Botulism is more common in the United States than anywhere else in the world owing to the popularity of home canning; there are about 20 cases of food-borne botulism poisoning each year. Botulism got its name during the 1800s from botulus, the Latin word for “sausage,” because of a wave of poisoning from contaminated sausages.
Botulism toxins are a type of neurotoxin that attaches to the nerves, blocking the messages that are sent to the muscles. The C. botulinum spores (latent form of the bacteria) are found in air, water, and food; they are harmless until deprived of oxygen (such as inside a sealed can or jar). If conditions are favorable, the spores will start to generate and multiply, producing one of the most deadly toxins known—seven million times more deadly than cobra venom.
Cases of botulism from commercially canned food are rare because of strict health standards enforced by the U.S. Food and Drug Administration, although some people have gotten botulism from eating improperly handled commercial pot pies. In Canada cases have been reported from seal meat, smoked salmon, and fermented salmon eggs. Most cases occur during home canning.
Canned foods that are highly susceptible to contamination include green beans, beets, peppers, corn, and meat. Although the spores can survive boiling, the ideal temperature for their growth is between 78°F and 96°F. They can also survive freezing.
Even though botulism spores are invisible, it is possible to tell if food is spoiled by noticing if jars have lost their vacuum seal; when the spores grow, they give off gas that makes cans and jars lose the seal. Jars will burst or cans will swell. Any food that is spoiled or whose color or odor does not seem right inside a home-canned jar or can should be thrown away without tasting or even snifﬁng, since botulism can be fatal in extremely small amounts.
Botulism can also occur if the C. botulinum bacteria in the soil enters the body through an open wound, although this is extremely rare.
Onset of symptoms may be as soon as three hours or as late as 14 days after ingestion, although most symptoms usually appear between 12 and 26 hours. The ﬁrst sign is usually muscle weakness beginning with the head, often leading to double vision. This is followed by problems in swallowing or speaking, followed by the paralysis of the muscles needed to breathe. Other symptoms can include nausea, vomiting, diarrhea, and stomach cramps. The earlier the onset of symptoms, the more severe the reaction. Symptoms generally lasts between three to six days; death occurs in about 70 percent of untreated cases, usually from suffocation as a result of respiratory muscle paralysis. In infants, symptoms may go unrecognized by parents for some time until the poisoning has reached a critical stage.
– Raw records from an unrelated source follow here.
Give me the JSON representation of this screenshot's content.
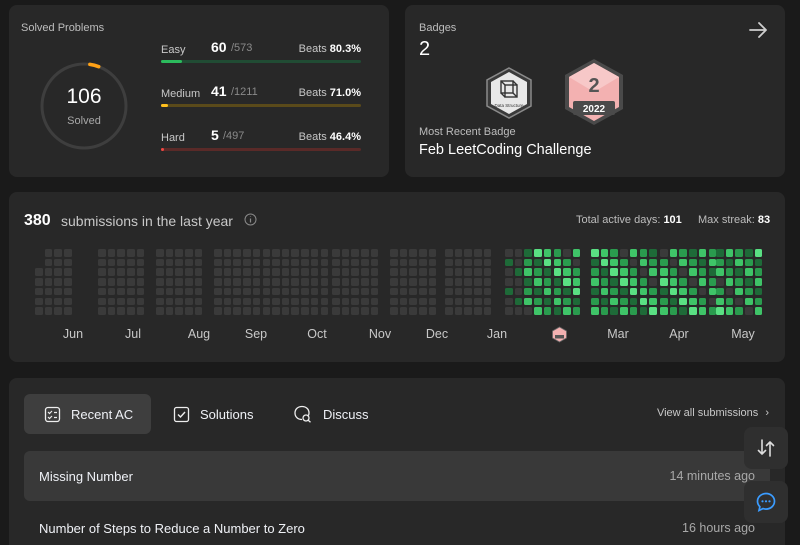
{
  "solved": {
    "title": "Solved Problems",
    "total": "106",
    "total_label": "Solved",
    "progress_fraction": 0.035,
    "easy": {
      "name": "Easy",
      "solved": "60",
      "total": "/573",
      "beats_label": "Beats",
      "beats_value": "80.3%",
      "fraction": 0.105,
      "color": "#2cbb5d"
    },
    "medium": {
      "name": "Medium",
      "solved": "41",
      "total": "/1211",
      "beats_label": "Beats",
      "beats_value": "71.0%",
      "fraction": 0.034,
      "color": "#ffc01e"
    },
    "hard": {
      "name": "Hard",
      "solved": "5",
      "total": "/497",
      "beats_label": "Beats",
      "beats_value": "46.4%",
      "fraction": 0.01,
      "color": "#ef4743"
    }
  },
  "badges": {
    "title": "Badges",
    "count": "2",
    "recent_label": "Most Recent Badge",
    "recent_name": "Feb LeetCoding Challenge",
    "ds_badge_text": "Data Structure",
    "year_badge_number": "2",
    "year_badge_year": "2022"
  },
  "calendar": {
    "count": "380",
    "label": "submissions in the last year",
    "active_label": "Total active days:",
    "active_value": "101",
    "streak_label": "Max streak:",
    "streak_value": "83",
    "months": [
      "Jun",
      "Jul",
      "Aug",
      "Sep",
      "Oct",
      "Nov",
      "Dec",
      "Jan",
      "Mar",
      "Apr",
      "May"
    ],
    "colors": {
      "empty": "#3a3a3a",
      "l1": "#1e6a38",
      "l2": "#2a9b4e",
      "l3": "#3fc468",
      "l4": "#5ae083"
    }
  },
  "recent": {
    "tabs": [
      {
        "label": "Recent AC",
        "icon": "checklist-icon"
      },
      {
        "label": "Solutions",
        "icon": "solution-check-icon"
      },
      {
        "label": "Discuss",
        "icon": "discuss-icon"
      }
    ],
    "view_all": "View all submissions",
    "rows": [
      {
        "title": "Missing Number",
        "time": "14 minutes ago"
      },
      {
        "title": "Number of Steps to Reduce a Number to Zero",
        "time": "16 hours ago"
      }
    ]
  }
}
Large commercial labs or state health labs can test for the toxin in food, blood, or stool; it is also possible to grow the bacteria from food or stool in a special culture.
Prompt administration of the antitoxin (type ABE botulinus) lowers the risk of death to 10 percent. Most untreated victims will die. The Centers for Disease Control is the only agency with the antitoxin, and it makes the decision to treat. Local health departments should be called ﬁrst for this information. While induced vomiting may help following ingestion of food known to contain botulism toxin, it may not eliminate the toxin completely. The disease can occur with only a small amount of toxin, thus botulism may still develop. Enemas may be necessary. Patients are usually put on a respirator to ease breathing.
Botulism is easy to prevent, since it is killed when canned food is boiled at 100°C for one minute, or if the food is ﬁrst sterilized by pressure cooking at 250°F for 30 minutes.
While the tightly ﬁtted lids of home-canned food will provide the anaerobic environment necessary for the growth of botulism toxins, the spores will not grow if the food is very acidic, sweet, or salty (such as canned fruit juice, jams and jellies, sauerkraut, tomatoes, and heavily salted hams).